An athletic club meeting is reported in the Chronicle,
15 July 1871, page 11c.
Also see South Australia - Sport - Atheletics and Gymnastics.
A challenge pigeon match is reported in the Express,
1 August 1872, page 2c.
Also see South Australia - Sport - Pigeon Racing and Shooting.
A telegraph extension to the town is reported in the Register,
21 December 1874, page 5e.
"A Marine Excursion to Aldinga" is in the Register,
4 April 1877, page 5g;
a local sports day is reported upon on
4 January 1878, page 5c,
12 January 1889, page 14d.
Also see South Australia - Miscellany - Leisure and Allied Matters.
A complimentary dinner to William Goode is reported in the Register,
10 June 1878, page 6b.
The opening of the Southern Co-op Dairy Factory is reported in the Register,
26 September 1890, page 3e.
Also see South Australia - Industries - Rural, Primary & Secondary - Dairying.
A history of the town and photographs are in the Chronicle,
1 June 1933, pages 33 and 46;
a sketch is in Frearson's Weekly,
15 November 1879, page 335.
The town is described in Parliamentary Paper 66/1886,
28 November 1885, page 35a,
23 March 1892, page 7b,
5 April 1906, page 6c and
"Auld Aldinga" appears on
6 February 1907, page 4e,
19 May 1923, page 5f; also see
10 September 1927, page 44a.
The town is described in the Observer,
4 May 1861, page 4b (supp.),
Parliamentary Paper 66/1886,
28 November 1885, page 35a,
26 March 1892, page 9d,
23 March 1892, page 7b,
5 April 1906, page 6c and
an Aboriginal ochre mine on
25 April 1892, page 7e.
A photograph of a new pavilion is in the Chronicle,
8 April 1905, page 25,
of a football team in the Observer,
22 October 1927, page 36.
The will of Lewis Fidge is discussed in the Chronicle,
8 February 1896, page 17d.
Mr E.L. Fidge's Sweet Pea Farm is described in The Mail,
27 January 1923, page 12c;
his obituary is in the Register,
6 August 1925, page 8g,
8 August 1925, page 28c.
Biographical details of Thomas Pengilly are in the Register,
17 October 1908, page 7c,
of Hyett Shepherd on 29 December 1926, page 11d,
of J.N. Crisp and Thomas Pengilly on 5 September 1927, page 12c.
Aldinga - Obituaries
Of Mrs F. Hart on 13 April 1891, page 4g,
of Gabriel Cox on 19 January 1892, page 5b,
of Henry Lovelock on 13 January 1899, page 7f,
of Levi Lovelock on 10 May 1907, page 5c (also see 14 August 1919, page 6g),
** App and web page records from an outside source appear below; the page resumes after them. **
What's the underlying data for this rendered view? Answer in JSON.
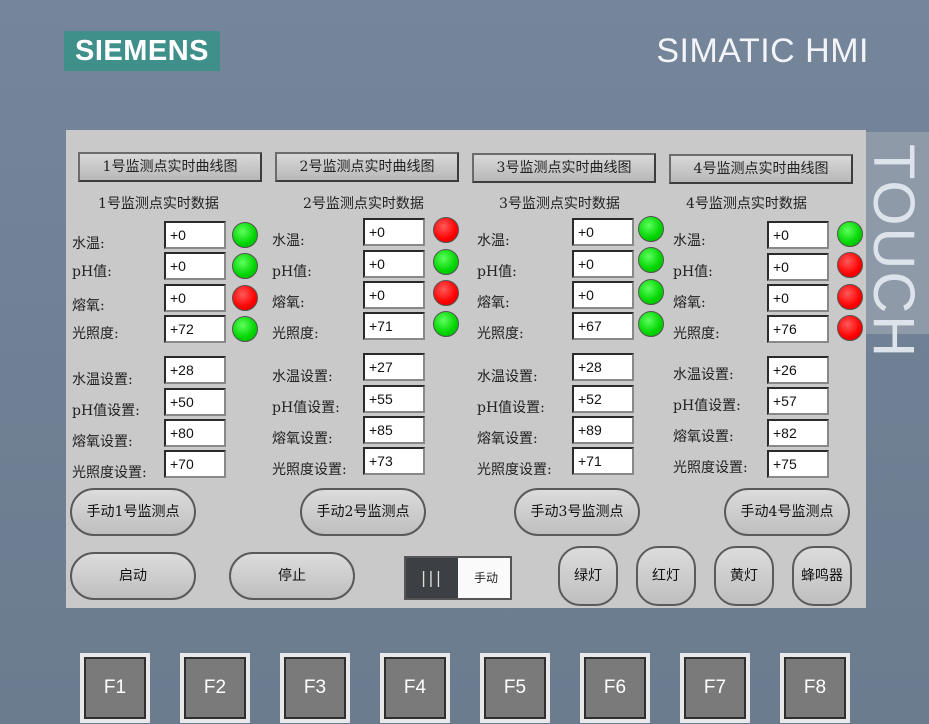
{
  "header": {
    "logo": "SIEMENS",
    "brand": "SIMATIC HMI",
    "side_label": "TOUCH"
  },
  "curve_buttons": [
    "1号监测点实时曲线图",
    "2号监测点实时曲线图",
    "3号监测点实时曲线图",
    "4号监测点实时曲线图"
  ],
  "points": [
    {
      "title": "1号监测点实时数据",
      "readings": [
        {
          "label": "水温:",
          "value": "+0",
          "status": "green"
        },
        {
          "label": "pH值:",
          "value": "+0",
          "status": "green"
        },
        {
          "label": "熔氧:",
          "value": "+0",
          "status": "red"
        },
        {
          "label": "光照度:",
          "value": "+72",
          "status": "green"
        }
      ],
      "settings": [
        {
          "label": "水温设置:",
          "value": "+28"
        },
        {
          "label": "pH值设置:",
          "value": "+50"
        },
        {
          "label": "熔氧设置:",
          "value": "+80"
        },
        {
          "label": "光照度设置:",
          "value": "+70"
        }
      ],
      "manual_button": "手动1号监测点"
    },
    {
      "title": "2号监测点实时数据",
      "readings": [
        {
          "label": "水温:",
          "value": "+0",
          "status": "red"
        },
        {
          "label": "光照度:",
          "value": "+71",
          "status": "green"
        },
        {
          "label": "pH值:",
          "value": "+0",
          "status": "green"
        },
        {
          "label": "熔氧:",
          "value": "+0",
          "status": "red"
        }
      ],
      "settings": [
        {
          "label": "水温设置:",
          "value": "+27"
        },
        {
          "label": "pH值设置:",
          "value": "+55"
        },
        {
          "label": "熔氧设置:",
          "value": "+85"
        },
        {
          "label": "光照度设置:",
          "value": "+73"
        }
      ],
      "manual_button": "手动2号监测点"
    },
    {
      "title": "3号监测点实时数据",
      "readings": [
        {
          "label": "水温:",
          "value": "+0",
          "status": "green"
        },
        {
          "label": "pH值:",
          "value": "+0",
          "status": "green"
        },
        {
          "label": "熔氧:",
          "value": "+0",
          "status": "green"
        },
        {
          "label": "光照度:",
          "value": "+67",
          "status": "green"
        }
      ],
      "settings": [
        {
          "label": "水温设置:",
          "value": "+28"
        },
        {
          "label": "pH值设置:",
          "value": "+52"
        },
        {
          "label": "熔氧设置:",
          "value": "+89"
        },
        {
          "label": "光照度设置:",
          "value": "+71"
        }
      ],
      "manual_button": "手动3号监测点"
    },
    {
      "title": "4号监测点实时数据",
      "readings": [
        {
          "label": "水温:",
          "value": "+0",
          "status": "green"
        },
        {
          "label": "pH值:",
          "value": "+0",
          "status": "red"
        },
        {
          "label": "熔氧:",
          "value": "+0",
          "status": "red"
        },
        {
          "label": "光照度:",
          "value": "+76",
          "status": "red"
        }
      ],
      "settings": [
        {
          "label": "水温设置:",
          "value": "+26"
        },
        {
          "label": "pH值设置:",
          "value": "+57"
        },
        {
          "label": "熔氧设置:",
          "value": "+82"
        },
        {
          "label": "光照度设置:",
          "value": "+75"
        }
      ],
      "manual_button": "手动4号监测点"
    }
  ],
  "controls": {
    "start": "启动",
    "stop": "停止",
    "mode_label": "手动",
    "mode_knob": "|||",
    "green_light": "绿灯",
    "red_light": "红灯",
    "yellow_light": "黄灯",
    "buzzer": "蜂鸣器"
  },
  "function_keys": [
    "F1",
    "F2",
    "F3",
    "F4",
    "F5",
    "F6",
    "F7",
    "F8"
  ],
  "colors": {
    "screen_bg": "#c9c9c9",
    "lamp_green": "#00d400",
    "lamp_red": "#ff0000",
    "logo_bg": "#3f8f8a"
  }
}
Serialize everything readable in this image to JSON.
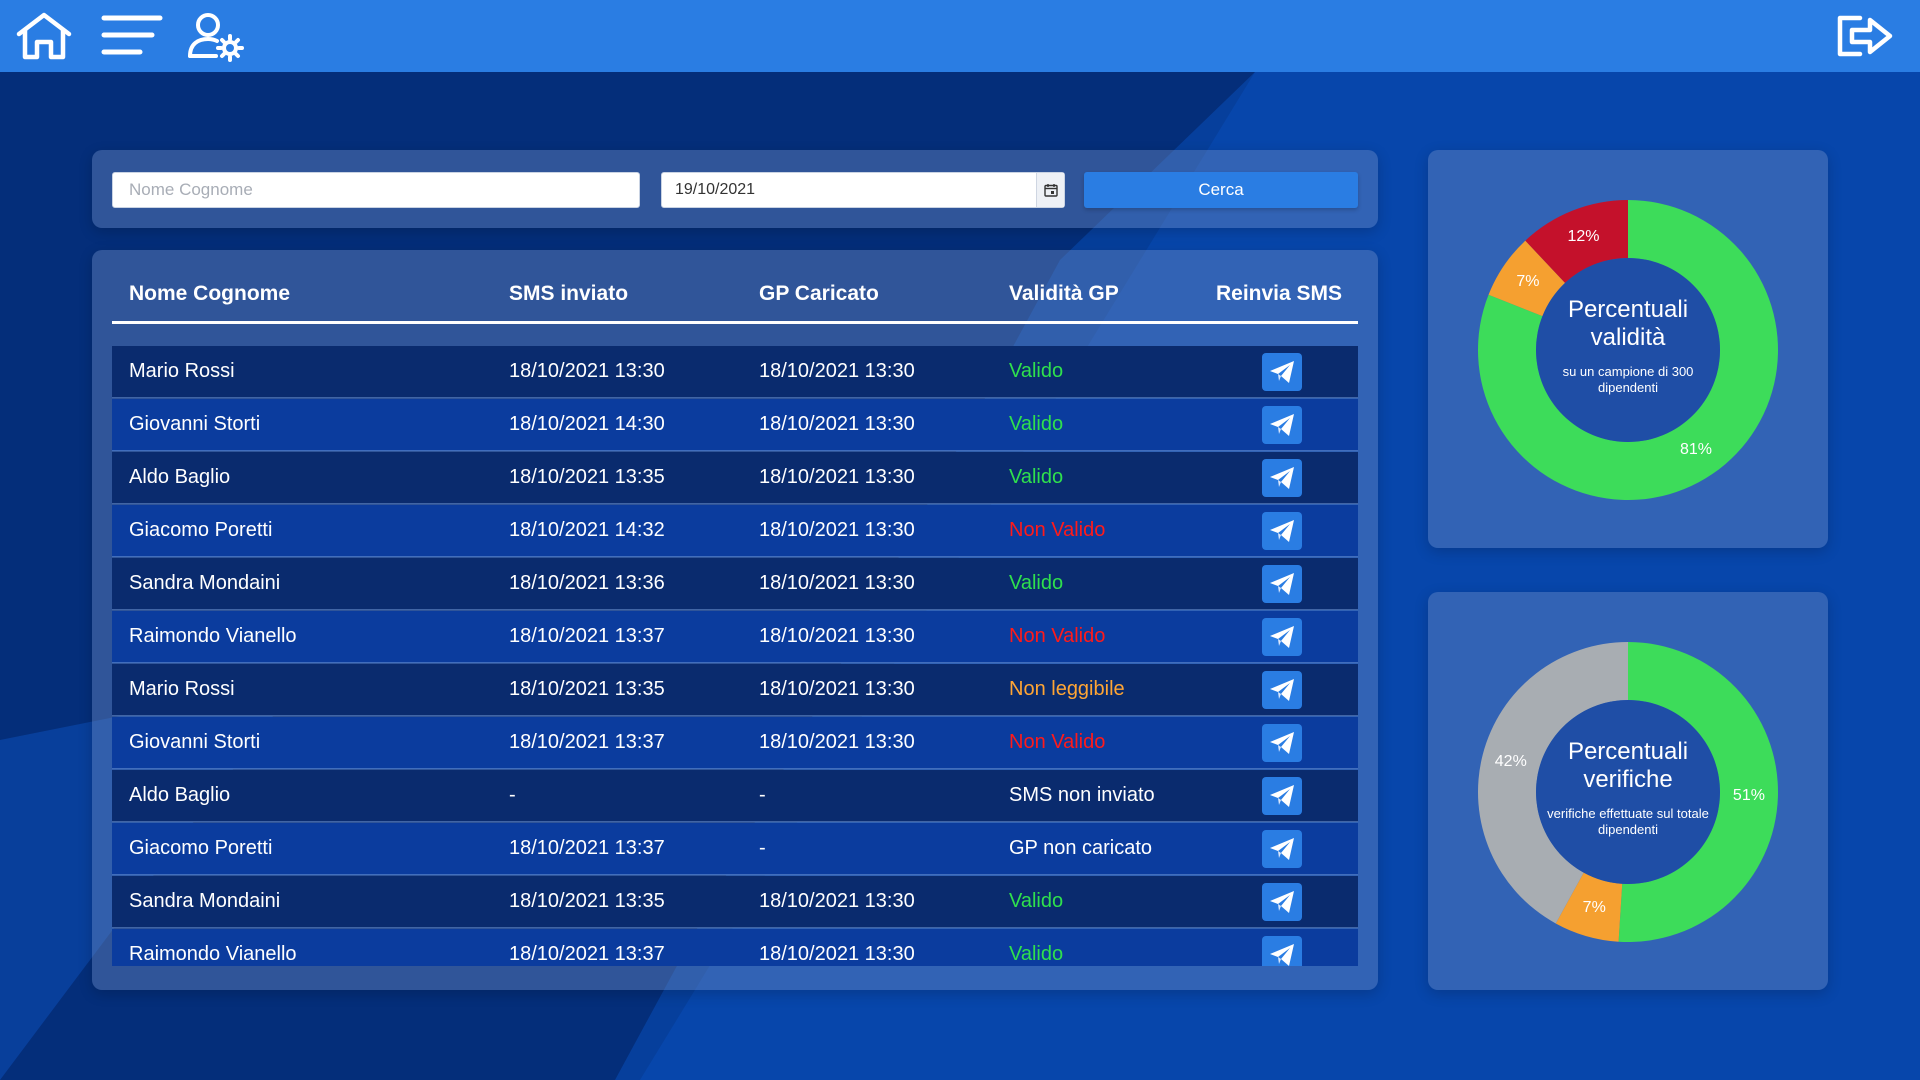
{
  "colors": {
    "topbar": "#2a7de3",
    "valid": "#2fe04d",
    "invalid": "#ff1a1a",
    "unreadable": "#ffa534",
    "chart_green": "#3ddc5a",
    "chart_orange": "#f5a030",
    "chart_red": "#c4112b",
    "chart_gray": "#a8adb2",
    "chart_inner": "#1f4ea6"
  },
  "topbar": {
    "icons": [
      "home-icon",
      "menu-icon",
      "user-settings-icon",
      "logout-icon"
    ]
  },
  "search": {
    "name_placeholder": "Nome Cognome",
    "name_value": "",
    "date_value": "19/10/2021",
    "button_label": "Cerca"
  },
  "table": {
    "headers": {
      "name": "Nome Cognome",
      "sms": "SMS inviato",
      "gp": "GP Caricato",
      "validity": "Validità GP",
      "resend": "Reinvia SMS"
    },
    "rows": [
      {
        "name": "Mario Rossi",
        "sms": "18/10/2021 13:30",
        "gp": "18/10/2021 13:30",
        "validity": "Valido",
        "status": "valid"
      },
      {
        "name": "Giovanni Storti",
        "sms": "18/10/2021 14:30",
        "gp": "18/10/2021 13:30",
        "validity": "Valido",
        "status": "valid"
      },
      {
        "name": "Aldo Baglio",
        "sms": "18/10/2021 13:35",
        "gp": "18/10/2021 13:30",
        "validity": "Valido",
        "status": "valid"
      },
      {
        "name": "Giacomo Poretti",
        "sms": "18/10/2021 14:32",
        "gp": "18/10/2021 13:30",
        "validity": "Non Valido",
        "status": "invalid"
      },
      {
        "name": "Sandra Mondaini",
        "sms": "18/10/2021 13:36",
        "gp": "18/10/2021 13:30",
        "validity": "Valido",
        "status": "valid"
      },
      {
        "name": "Raimondo Vianello",
        "sms": "18/10/2021 13:37",
        "gp": "18/10/2021 13:30",
        "validity": "Non Valido",
        "status": "invalid"
      },
      {
        "name": "Mario Rossi",
        "sms": "18/10/2021 13:35",
        "gp": "18/10/2021 13:30",
        "validity": "Non leggibile",
        "status": "unreadable"
      },
      {
        "name": "Giovanni Storti",
        "sms": "18/10/2021 13:37",
        "gp": "18/10/2021 13:30",
        "validity": "Non Valido",
        "status": "invalid"
      },
      {
        "name": "Aldo Baglio",
        "sms": "-",
        "gp": "-",
        "validity": "SMS non inviato",
        "status": "neutral"
      },
      {
        "name": "Giacomo Poretti",
        "sms": "18/10/2021 13:37",
        "gp": "-",
        "validity": "GP non caricato",
        "status": "neutral"
      },
      {
        "name": "Sandra Mondaini",
        "sms": "18/10/2021 13:35",
        "gp": "18/10/2021 13:30",
        "validity": "Valido",
        "status": "valid"
      },
      {
        "name": "Raimondo Vianello",
        "sms": "18/10/2021 13:37",
        "gp": "18/10/2021 13:30",
        "validity": "Valido",
        "status": "valid"
      }
    ]
  },
  "chart_data": [
    {
      "type": "pie",
      "title": "Percentuali validità",
      "subtitle": "su un campione di 300 dipendenti",
      "slices": [
        {
          "value": 81,
          "label": "81%",
          "color": "#3ddc5a"
        },
        {
          "value": 7,
          "label": "7%",
          "color": "#f5a030"
        },
        {
          "value": 12,
          "label": "12%",
          "color": "#c4112b"
        }
      ]
    },
    {
      "type": "pie",
      "title": "Percentuali verifiche",
      "subtitle": "verifiche effettuate sul totale dipendenti",
      "slices": [
        {
          "value": 51,
          "label": "51%",
          "color": "#3ddc5a"
        },
        {
          "value": 7,
          "label": "7%",
          "color": "#f5a030"
        },
        {
          "value": 42,
          "label": "42%",
          "color": "#a8adb2"
        }
      ]
    }
  ]
}
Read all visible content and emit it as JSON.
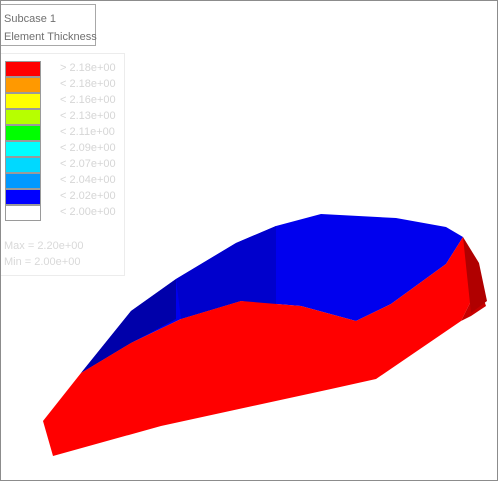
{
  "header": {
    "subcase": "Subcase 1",
    "result": "Element Thickness"
  },
  "legend": {
    "items": [
      {
        "color": "#ff0000",
        "label": "> 2.18e+00"
      },
      {
        "color": "#ff9900",
        "label": "< 2.18e+00"
      },
      {
        "color": "#ffff00",
        "label": "< 2.16e+00"
      },
      {
        "color": "#b7ff00",
        "label": "< 2.13e+00"
      },
      {
        "color": "#00ff00",
        "label": "< 2.11e+00"
      },
      {
        "color": "#00ffff",
        "label": "< 2.09e+00"
      },
      {
        "color": "#00d9ff",
        "label": "< 2.07e+00"
      },
      {
        "color": "#0099ff",
        "label": "< 2.04e+00"
      },
      {
        "color": "#0000ff",
        "label": "< 2.02e+00"
      },
      {
        "color": "#ffffff",
        "label": "< 2.00e+00"
      }
    ],
    "max": "Max = 2.20e+00",
    "min": "Min = 2.00e+00"
  },
  "model_colors": {
    "top": "#0000ee",
    "top_dark": "#0000aa",
    "side": "#ff0000",
    "side_dark": "#c80000"
  }
}
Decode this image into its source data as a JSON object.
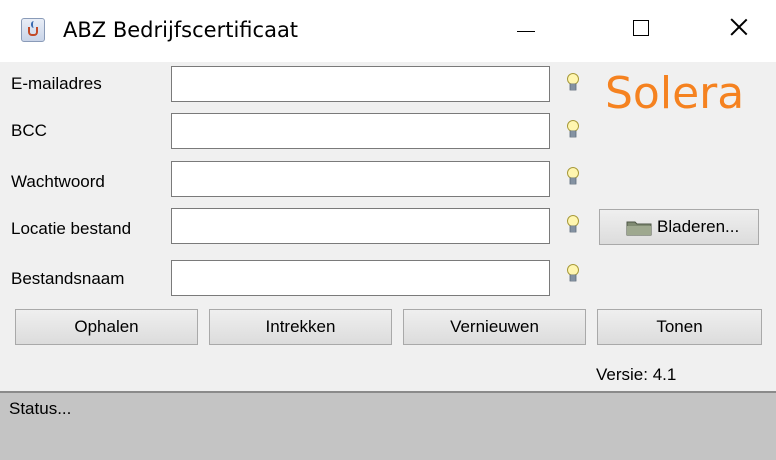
{
  "window": {
    "title": "ABZ Bedrijfscertificaat",
    "icon": "java-cup-icon",
    "controls": [
      "minimize",
      "maximize",
      "close"
    ]
  },
  "form": {
    "fields": [
      {
        "label": "E-mailadres",
        "value": "",
        "hint_icon": "lightbulb-icon"
      },
      {
        "label": "BCC",
        "value": "",
        "hint_icon": "lightbulb-icon"
      },
      {
        "label": "Wachtwoord",
        "value": "",
        "hint_icon": "lightbulb-icon"
      },
      {
        "label": "Locatie bestand",
        "value": "",
        "hint_icon": "lightbulb-icon"
      },
      {
        "label": "Bestandsnaam",
        "value": "",
        "hint_icon": "lightbulb-icon"
      }
    ],
    "browse_button": "Bladeren..."
  },
  "logo": {
    "text": "Solera",
    "color": "#f58220"
  },
  "actions": {
    "fetch": "Ophalen",
    "revoke": "Intrekken",
    "renew": "Vernieuwen",
    "show": "Tonen"
  },
  "version": "Versie: 4.1",
  "status": "Status..."
}
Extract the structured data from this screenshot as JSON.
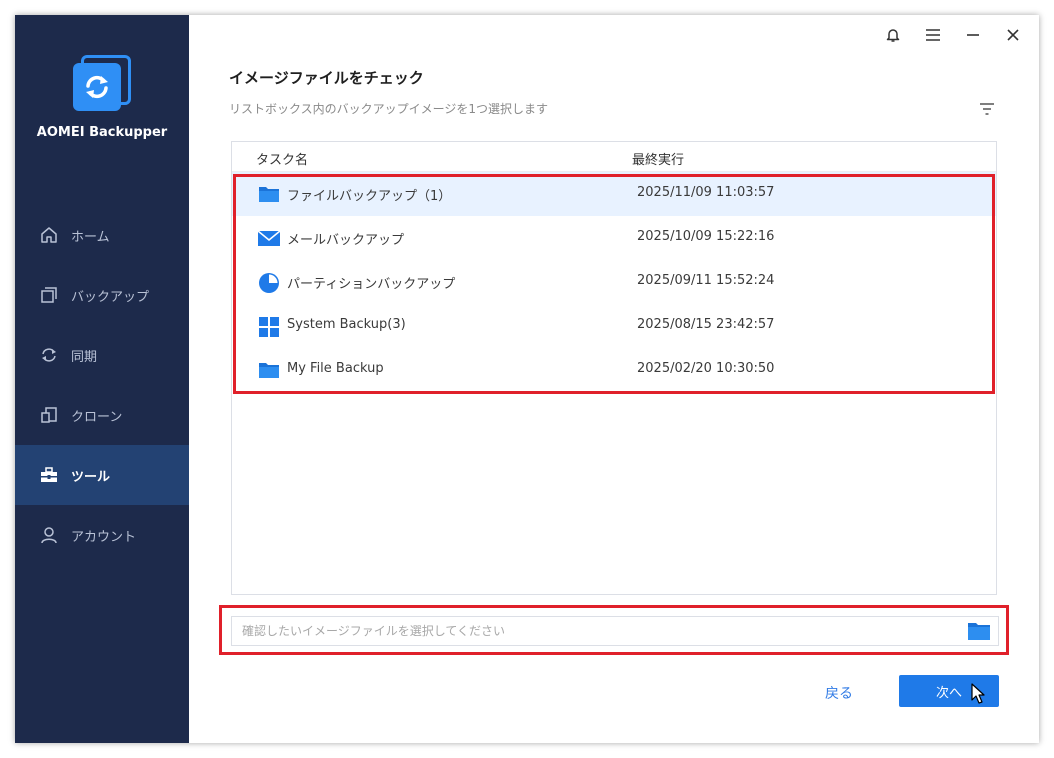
{
  "app": {
    "name": "AOMEI Backupper"
  },
  "sidebar": {
    "items": [
      {
        "label": "ホーム",
        "icon": "home-icon",
        "active": false
      },
      {
        "label": "バックアップ",
        "icon": "backup-icon",
        "active": false
      },
      {
        "label": "同期",
        "icon": "sync-icon",
        "active": false
      },
      {
        "label": "クローン",
        "icon": "clone-icon",
        "active": false
      },
      {
        "label": "ツール",
        "icon": "toolbox-icon",
        "active": true
      },
      {
        "label": "アカウント",
        "icon": "user-icon",
        "active": false
      }
    ]
  },
  "titlebar": {
    "buttons": [
      "bell-icon",
      "menu-icon",
      "minimize-icon",
      "close-icon"
    ]
  },
  "main": {
    "title": "イメージファイルをチェック",
    "subtitle": "リストボックス内のバックアップイメージを1つ選択します",
    "table": {
      "columns": [
        "タスク名",
        "最終実行"
      ],
      "rows": [
        {
          "name": "ファイルバックアップ（1）",
          "last_run": "2025/11/09 11:03:57",
          "icon": "folder-icon",
          "selected": true
        },
        {
          "name": "メールバックアップ",
          "last_run": "2025/10/09 15:22:16",
          "icon": "mail-icon",
          "selected": false
        },
        {
          "name": "パーティションバックアップ",
          "last_run": "2025/09/11 15:52:24",
          "icon": "partition-icon",
          "selected": false
        },
        {
          "name": "System Backup(3)",
          "last_run": "2025/08/15 23:42:57",
          "icon": "windows-icon",
          "selected": false
        },
        {
          "name": "My File Backup",
          "last_run": "2025/02/20 10:30:50",
          "icon": "folder-icon",
          "selected": false
        }
      ]
    },
    "path_input": {
      "placeholder": "確認したいイメージファイルを選択してください",
      "value": ""
    },
    "back_label": "戻る",
    "next_label": "次へ"
  },
  "colors": {
    "sidebar": "#1d2a4b",
    "sidebar_active": "#234273",
    "accent": "#1f7ae8",
    "highlight": "#e0202a",
    "selected_row": "#e8f2ff"
  }
}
of Duncan Stewart on 17 October 1907, page 5a,
of F. Culley on 22 May 1908, page 7a,
of Mrs William Bowering on 11 July 1912, page 6g,
of Mrs Levi Lovelock on 10 January 1918, page 6h,
of Francis Hart on 2 April 1920, page 6f,
of Mrs Sophia Mumford on 23 February 1926, page 8g,
of Thomas Eatts on 25 July 1927, page 13c.
Of F. Hart on 29 April 1905, page 26c,
of Mrs Gabriel Cox on 22 May 1909, page 38a,
of Francis Hart on 10 April 1920, page 27b,
of Thomas Pengilly on 23 May 1925, page 9c,
of Thomas Eatts on 30 July 1927, page 10b,
of a headmaster, T.W. Walters, on 7 March 1903, page 33c.
Alexander, MountRoyal Geographical Society Proceedings Vol 8, page 15 says it was discovered and named by John Ross -
this is confirmed by extracts from Alfred Giles' records which are quoted on page 17.